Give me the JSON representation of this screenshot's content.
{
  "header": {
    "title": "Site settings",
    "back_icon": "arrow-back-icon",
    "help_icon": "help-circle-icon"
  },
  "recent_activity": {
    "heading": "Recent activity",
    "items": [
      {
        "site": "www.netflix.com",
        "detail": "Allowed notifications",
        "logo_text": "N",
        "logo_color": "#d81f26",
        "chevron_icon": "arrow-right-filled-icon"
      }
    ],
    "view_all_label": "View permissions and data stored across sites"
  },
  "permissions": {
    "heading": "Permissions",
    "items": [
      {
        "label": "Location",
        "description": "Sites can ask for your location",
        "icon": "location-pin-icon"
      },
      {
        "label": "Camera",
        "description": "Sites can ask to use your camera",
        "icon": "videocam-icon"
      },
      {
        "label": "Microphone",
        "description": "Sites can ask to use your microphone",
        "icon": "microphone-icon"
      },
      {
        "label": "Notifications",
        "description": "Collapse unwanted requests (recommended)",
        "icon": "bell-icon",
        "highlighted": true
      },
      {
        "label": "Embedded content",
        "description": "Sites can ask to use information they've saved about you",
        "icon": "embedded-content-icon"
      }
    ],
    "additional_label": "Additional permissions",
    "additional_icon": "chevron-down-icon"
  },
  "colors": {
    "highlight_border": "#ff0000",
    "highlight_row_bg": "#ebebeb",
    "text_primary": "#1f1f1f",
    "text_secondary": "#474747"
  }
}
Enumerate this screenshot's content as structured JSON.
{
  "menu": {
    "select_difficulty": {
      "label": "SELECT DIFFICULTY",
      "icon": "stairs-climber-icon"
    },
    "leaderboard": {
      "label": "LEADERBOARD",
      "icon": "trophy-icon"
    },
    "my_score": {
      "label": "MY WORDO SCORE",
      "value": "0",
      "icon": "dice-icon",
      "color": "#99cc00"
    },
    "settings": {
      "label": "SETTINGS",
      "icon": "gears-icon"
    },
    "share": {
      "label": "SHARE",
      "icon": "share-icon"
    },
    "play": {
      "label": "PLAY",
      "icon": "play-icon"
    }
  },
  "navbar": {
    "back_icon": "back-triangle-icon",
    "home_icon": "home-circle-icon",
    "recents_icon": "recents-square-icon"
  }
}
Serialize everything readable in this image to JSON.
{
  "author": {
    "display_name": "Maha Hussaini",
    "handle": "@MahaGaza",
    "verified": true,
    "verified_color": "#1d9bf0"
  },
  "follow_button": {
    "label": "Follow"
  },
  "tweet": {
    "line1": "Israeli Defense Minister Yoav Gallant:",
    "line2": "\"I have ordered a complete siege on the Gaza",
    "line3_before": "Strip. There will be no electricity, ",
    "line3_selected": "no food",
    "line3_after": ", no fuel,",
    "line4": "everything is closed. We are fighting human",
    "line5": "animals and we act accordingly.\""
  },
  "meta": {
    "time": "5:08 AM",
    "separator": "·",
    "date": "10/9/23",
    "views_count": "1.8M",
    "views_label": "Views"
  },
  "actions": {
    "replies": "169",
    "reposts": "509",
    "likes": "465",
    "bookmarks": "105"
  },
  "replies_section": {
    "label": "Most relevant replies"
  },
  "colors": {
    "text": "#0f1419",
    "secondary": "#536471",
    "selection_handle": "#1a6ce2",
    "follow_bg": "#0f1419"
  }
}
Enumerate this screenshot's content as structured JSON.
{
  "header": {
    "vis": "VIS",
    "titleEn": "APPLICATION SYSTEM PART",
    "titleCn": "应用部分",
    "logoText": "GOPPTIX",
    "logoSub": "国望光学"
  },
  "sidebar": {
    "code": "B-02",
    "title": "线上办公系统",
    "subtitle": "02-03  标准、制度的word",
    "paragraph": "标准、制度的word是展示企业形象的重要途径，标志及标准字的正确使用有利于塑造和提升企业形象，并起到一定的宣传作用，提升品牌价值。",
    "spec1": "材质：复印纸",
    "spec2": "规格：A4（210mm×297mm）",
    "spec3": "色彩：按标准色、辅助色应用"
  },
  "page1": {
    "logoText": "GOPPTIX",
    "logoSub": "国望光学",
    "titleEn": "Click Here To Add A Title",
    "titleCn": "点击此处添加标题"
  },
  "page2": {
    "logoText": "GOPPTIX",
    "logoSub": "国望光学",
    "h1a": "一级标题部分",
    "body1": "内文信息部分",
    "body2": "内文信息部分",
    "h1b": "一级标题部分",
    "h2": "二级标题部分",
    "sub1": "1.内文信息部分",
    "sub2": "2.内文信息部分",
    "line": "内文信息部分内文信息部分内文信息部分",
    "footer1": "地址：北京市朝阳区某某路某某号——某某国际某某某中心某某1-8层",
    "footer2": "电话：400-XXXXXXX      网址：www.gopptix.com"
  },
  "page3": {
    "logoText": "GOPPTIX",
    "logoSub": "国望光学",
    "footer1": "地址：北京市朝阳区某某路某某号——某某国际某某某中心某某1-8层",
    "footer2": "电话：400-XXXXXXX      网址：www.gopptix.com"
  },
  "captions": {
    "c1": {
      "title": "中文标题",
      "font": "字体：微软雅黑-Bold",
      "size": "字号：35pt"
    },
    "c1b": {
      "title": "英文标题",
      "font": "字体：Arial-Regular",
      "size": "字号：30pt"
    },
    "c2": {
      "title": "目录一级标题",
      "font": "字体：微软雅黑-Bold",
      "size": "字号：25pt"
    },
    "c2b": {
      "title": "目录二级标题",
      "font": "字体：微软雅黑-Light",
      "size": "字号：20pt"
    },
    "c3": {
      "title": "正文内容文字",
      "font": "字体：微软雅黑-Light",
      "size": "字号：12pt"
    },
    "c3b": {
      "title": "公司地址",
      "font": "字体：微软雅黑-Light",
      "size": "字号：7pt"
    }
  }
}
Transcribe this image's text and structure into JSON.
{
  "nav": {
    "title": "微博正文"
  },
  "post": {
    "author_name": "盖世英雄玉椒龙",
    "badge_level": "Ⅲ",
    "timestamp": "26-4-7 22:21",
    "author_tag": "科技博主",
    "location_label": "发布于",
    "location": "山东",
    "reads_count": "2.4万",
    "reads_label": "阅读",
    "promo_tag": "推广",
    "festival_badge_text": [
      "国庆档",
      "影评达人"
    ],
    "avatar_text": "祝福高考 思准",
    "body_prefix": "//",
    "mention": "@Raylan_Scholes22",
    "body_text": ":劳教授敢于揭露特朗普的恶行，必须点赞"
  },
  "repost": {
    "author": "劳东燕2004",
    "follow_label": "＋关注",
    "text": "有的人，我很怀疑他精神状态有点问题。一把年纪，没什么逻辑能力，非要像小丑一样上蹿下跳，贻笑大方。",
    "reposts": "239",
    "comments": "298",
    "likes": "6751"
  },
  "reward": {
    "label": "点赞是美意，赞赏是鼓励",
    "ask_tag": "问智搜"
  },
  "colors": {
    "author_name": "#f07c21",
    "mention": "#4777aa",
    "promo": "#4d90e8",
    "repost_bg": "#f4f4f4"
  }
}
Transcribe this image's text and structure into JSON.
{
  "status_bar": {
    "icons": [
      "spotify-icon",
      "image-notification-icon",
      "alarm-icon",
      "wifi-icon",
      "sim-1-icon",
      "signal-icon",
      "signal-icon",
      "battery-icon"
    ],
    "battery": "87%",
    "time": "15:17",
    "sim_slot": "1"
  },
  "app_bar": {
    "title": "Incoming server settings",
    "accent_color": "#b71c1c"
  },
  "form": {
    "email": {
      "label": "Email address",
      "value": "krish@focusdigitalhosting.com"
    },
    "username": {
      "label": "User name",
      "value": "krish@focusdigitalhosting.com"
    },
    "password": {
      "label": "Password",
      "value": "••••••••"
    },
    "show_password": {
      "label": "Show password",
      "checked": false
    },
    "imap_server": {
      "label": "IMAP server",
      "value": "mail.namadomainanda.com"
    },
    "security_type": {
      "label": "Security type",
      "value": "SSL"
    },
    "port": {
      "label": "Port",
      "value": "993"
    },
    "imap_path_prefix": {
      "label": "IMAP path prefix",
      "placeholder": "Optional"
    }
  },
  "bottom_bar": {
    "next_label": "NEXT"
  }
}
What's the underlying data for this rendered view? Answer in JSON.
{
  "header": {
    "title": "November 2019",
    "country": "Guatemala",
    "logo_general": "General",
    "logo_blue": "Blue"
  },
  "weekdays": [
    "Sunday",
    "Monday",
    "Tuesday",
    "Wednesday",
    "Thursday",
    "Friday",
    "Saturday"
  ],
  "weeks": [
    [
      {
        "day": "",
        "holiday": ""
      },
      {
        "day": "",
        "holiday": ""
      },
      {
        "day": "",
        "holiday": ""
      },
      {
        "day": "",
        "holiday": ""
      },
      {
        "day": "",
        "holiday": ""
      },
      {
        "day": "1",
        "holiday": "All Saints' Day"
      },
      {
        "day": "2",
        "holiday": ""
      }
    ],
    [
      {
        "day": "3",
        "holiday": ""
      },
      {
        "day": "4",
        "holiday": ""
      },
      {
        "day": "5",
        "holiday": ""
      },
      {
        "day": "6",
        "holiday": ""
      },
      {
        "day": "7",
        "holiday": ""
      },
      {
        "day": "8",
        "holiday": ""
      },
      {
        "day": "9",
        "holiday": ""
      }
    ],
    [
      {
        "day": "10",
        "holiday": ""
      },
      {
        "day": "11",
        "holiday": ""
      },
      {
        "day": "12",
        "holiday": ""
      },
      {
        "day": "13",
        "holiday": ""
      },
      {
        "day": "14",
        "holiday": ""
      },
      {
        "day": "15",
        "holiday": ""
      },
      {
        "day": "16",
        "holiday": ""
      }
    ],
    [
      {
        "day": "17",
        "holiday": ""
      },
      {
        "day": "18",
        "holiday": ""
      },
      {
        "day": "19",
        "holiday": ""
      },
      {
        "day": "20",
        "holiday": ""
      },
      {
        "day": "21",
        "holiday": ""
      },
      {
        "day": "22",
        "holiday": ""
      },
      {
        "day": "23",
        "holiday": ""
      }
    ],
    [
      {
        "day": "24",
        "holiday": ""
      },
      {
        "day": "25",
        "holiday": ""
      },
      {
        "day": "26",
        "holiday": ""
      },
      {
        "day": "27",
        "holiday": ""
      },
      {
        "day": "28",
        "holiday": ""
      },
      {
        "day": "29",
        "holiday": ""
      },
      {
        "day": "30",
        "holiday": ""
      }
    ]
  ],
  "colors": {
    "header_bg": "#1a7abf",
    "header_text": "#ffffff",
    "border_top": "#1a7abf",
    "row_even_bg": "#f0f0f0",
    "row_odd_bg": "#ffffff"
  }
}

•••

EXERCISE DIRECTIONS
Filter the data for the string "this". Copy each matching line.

WRITTEN SOLUTION
Give me the JSON representation of this screenshot's content.
Enumerate this screenshot's content as structured JSON.
Serialize everything readable in this image to JSON.
Enumerate this screenshot's content as structured JSON.
Transcribe this image's text and structure into JSON.
Transcribe this image's text and structure into JSON.
What's the underlying data for this rendered view? Answer in JSON.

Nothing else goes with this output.